═══ Input for this task ═══
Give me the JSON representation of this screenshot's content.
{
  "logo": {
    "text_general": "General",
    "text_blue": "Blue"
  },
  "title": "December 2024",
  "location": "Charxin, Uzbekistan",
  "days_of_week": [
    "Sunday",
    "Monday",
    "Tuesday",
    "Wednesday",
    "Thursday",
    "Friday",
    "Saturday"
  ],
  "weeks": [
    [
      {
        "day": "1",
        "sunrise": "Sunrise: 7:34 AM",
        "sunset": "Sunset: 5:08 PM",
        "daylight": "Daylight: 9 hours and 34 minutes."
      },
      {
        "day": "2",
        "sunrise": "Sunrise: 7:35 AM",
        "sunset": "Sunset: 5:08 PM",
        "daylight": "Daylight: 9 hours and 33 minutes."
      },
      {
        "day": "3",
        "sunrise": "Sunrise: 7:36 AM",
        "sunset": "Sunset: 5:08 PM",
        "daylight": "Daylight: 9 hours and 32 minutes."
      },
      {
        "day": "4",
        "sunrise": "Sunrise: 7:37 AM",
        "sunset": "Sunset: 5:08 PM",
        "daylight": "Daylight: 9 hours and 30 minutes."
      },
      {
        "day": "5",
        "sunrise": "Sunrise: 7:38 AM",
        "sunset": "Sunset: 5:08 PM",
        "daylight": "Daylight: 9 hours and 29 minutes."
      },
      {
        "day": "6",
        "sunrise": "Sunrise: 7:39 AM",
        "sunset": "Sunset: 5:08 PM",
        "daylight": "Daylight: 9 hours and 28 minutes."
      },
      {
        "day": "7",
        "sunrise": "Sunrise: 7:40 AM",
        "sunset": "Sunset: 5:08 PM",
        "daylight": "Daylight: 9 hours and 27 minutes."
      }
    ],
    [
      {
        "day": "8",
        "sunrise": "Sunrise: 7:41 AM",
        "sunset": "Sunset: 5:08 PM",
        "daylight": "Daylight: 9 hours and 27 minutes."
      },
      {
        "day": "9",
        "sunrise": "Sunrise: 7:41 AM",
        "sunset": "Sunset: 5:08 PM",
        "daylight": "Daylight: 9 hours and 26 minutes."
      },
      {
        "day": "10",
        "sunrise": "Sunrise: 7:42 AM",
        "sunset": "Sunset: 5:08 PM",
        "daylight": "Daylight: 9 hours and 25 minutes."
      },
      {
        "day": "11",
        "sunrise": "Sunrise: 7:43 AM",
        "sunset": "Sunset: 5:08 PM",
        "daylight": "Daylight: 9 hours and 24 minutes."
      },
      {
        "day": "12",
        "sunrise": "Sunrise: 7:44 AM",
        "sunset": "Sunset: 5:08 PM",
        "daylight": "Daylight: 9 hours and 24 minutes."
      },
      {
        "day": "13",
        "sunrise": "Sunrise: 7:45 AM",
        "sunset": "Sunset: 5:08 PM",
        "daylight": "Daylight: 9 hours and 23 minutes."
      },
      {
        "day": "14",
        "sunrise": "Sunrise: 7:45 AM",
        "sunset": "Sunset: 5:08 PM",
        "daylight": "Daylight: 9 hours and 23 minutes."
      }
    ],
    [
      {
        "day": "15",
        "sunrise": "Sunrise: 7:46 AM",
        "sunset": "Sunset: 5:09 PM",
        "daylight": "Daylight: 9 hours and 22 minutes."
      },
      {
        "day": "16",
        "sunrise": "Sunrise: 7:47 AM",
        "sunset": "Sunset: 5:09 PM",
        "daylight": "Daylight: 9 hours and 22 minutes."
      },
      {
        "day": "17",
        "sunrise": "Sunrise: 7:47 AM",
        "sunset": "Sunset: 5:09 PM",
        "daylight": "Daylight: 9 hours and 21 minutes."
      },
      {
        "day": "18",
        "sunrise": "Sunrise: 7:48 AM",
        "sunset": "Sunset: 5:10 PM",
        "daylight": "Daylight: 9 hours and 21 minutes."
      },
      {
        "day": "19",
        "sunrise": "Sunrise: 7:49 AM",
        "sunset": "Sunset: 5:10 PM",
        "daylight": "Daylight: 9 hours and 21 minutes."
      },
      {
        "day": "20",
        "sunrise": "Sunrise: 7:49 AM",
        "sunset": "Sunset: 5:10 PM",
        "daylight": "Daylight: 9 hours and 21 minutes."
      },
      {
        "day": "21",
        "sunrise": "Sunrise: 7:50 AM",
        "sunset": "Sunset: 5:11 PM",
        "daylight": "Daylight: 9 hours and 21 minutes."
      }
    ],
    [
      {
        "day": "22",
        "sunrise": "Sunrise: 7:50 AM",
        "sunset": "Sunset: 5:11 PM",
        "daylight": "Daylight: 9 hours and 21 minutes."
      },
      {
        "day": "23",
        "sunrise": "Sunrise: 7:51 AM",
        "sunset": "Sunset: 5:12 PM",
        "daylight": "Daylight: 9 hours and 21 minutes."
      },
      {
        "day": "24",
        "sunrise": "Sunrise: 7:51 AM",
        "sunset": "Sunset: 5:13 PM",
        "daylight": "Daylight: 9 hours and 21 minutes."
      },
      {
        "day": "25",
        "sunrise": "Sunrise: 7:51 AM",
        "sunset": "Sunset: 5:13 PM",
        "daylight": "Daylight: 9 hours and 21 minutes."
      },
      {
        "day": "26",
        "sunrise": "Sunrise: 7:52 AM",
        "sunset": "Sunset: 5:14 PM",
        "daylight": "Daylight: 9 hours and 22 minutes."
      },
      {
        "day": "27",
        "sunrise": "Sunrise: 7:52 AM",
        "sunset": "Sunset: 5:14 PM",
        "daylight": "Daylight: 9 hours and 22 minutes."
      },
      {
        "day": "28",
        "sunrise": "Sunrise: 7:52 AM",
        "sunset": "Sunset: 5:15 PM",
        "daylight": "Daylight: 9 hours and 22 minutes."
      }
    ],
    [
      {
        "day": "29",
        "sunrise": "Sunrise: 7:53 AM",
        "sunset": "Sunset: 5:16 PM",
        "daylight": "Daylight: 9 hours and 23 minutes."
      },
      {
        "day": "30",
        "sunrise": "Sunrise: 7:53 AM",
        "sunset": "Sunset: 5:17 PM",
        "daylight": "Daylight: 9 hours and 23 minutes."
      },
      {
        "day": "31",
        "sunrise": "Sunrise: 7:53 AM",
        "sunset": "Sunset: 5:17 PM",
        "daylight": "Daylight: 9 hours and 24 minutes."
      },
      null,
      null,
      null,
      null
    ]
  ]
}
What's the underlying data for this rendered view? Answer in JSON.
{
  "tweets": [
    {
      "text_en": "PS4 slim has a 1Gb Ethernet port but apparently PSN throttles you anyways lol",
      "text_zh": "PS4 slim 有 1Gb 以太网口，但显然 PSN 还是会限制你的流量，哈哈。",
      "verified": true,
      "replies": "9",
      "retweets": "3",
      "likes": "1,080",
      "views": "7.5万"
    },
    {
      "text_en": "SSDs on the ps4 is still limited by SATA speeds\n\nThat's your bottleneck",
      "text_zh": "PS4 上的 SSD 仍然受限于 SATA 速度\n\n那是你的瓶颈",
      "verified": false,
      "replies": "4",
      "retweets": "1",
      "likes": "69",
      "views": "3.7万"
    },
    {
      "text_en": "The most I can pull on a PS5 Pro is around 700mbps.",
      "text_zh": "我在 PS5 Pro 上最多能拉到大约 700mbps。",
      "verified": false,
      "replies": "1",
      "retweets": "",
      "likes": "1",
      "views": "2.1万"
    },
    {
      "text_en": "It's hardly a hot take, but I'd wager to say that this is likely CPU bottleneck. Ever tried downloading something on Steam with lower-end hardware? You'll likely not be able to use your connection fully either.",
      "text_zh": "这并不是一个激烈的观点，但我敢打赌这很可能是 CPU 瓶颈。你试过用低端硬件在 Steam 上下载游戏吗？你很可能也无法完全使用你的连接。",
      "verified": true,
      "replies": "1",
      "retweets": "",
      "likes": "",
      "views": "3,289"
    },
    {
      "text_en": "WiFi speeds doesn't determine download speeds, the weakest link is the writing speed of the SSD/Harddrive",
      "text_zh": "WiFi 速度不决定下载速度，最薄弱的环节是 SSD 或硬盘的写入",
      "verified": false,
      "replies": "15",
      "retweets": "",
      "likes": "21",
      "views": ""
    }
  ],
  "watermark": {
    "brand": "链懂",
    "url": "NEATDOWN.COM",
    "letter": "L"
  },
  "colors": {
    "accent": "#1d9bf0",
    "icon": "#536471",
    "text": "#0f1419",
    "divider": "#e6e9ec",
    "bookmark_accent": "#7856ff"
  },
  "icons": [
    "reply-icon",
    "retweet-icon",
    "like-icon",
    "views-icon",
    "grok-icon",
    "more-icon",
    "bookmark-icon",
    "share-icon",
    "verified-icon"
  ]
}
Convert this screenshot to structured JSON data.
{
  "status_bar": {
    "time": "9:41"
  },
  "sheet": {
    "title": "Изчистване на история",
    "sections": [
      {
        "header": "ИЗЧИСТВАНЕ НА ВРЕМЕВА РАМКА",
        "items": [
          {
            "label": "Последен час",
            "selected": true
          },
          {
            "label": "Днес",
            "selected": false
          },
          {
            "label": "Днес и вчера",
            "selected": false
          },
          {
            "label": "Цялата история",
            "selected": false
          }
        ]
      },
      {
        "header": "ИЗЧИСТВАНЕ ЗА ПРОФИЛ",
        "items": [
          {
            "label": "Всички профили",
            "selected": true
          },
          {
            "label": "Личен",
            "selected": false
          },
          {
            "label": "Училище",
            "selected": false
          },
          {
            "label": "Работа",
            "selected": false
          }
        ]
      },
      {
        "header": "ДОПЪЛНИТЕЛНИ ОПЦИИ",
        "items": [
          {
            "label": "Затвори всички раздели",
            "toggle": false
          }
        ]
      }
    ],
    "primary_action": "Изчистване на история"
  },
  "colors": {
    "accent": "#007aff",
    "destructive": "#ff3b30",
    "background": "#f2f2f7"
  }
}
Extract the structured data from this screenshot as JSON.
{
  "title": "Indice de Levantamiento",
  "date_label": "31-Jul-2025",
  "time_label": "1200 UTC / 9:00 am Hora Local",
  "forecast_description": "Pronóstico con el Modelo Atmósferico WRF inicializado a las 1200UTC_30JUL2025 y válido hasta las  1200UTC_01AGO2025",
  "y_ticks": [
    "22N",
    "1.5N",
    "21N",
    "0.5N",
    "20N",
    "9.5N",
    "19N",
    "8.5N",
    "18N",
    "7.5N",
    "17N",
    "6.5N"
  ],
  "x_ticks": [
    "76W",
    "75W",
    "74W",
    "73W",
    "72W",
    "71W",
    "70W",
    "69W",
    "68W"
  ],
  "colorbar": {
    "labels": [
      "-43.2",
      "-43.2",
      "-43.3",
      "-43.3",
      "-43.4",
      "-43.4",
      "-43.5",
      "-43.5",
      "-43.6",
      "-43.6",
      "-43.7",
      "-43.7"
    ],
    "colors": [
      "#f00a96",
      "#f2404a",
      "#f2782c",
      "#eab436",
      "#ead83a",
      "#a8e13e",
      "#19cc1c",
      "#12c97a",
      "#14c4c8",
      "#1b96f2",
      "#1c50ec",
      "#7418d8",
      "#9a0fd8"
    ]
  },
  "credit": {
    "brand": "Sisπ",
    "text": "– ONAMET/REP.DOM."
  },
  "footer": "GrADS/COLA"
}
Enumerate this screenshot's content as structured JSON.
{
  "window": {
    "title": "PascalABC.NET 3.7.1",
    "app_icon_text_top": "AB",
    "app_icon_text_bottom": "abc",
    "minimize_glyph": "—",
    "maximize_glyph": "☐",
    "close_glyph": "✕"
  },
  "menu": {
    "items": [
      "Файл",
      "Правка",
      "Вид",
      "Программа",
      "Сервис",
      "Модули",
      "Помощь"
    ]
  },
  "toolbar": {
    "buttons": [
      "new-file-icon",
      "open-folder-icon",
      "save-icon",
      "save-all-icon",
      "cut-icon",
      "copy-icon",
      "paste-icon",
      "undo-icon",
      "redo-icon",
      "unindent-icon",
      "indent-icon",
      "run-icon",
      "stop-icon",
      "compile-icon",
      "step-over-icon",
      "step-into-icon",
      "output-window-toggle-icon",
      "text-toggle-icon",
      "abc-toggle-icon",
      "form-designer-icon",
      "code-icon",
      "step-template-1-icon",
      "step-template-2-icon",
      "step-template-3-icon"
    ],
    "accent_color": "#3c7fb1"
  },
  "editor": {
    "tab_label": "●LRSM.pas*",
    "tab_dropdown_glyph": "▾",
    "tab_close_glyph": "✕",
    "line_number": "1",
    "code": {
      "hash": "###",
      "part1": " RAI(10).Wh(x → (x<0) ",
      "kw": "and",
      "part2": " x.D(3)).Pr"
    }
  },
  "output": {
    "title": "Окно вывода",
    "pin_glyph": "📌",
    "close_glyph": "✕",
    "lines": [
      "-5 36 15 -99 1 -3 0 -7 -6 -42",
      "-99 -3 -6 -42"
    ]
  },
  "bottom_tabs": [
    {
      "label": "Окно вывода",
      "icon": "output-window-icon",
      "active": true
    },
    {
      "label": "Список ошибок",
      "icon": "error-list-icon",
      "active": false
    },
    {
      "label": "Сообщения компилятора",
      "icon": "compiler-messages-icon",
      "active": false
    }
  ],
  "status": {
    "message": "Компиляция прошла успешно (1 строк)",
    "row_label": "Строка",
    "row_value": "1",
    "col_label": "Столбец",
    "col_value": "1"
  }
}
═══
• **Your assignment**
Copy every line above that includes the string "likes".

• **Response for this exercise**
      "likes": "1,080",
      "likes": "69",
      "likes": "1",
      "likes": "",
      "likes": "21",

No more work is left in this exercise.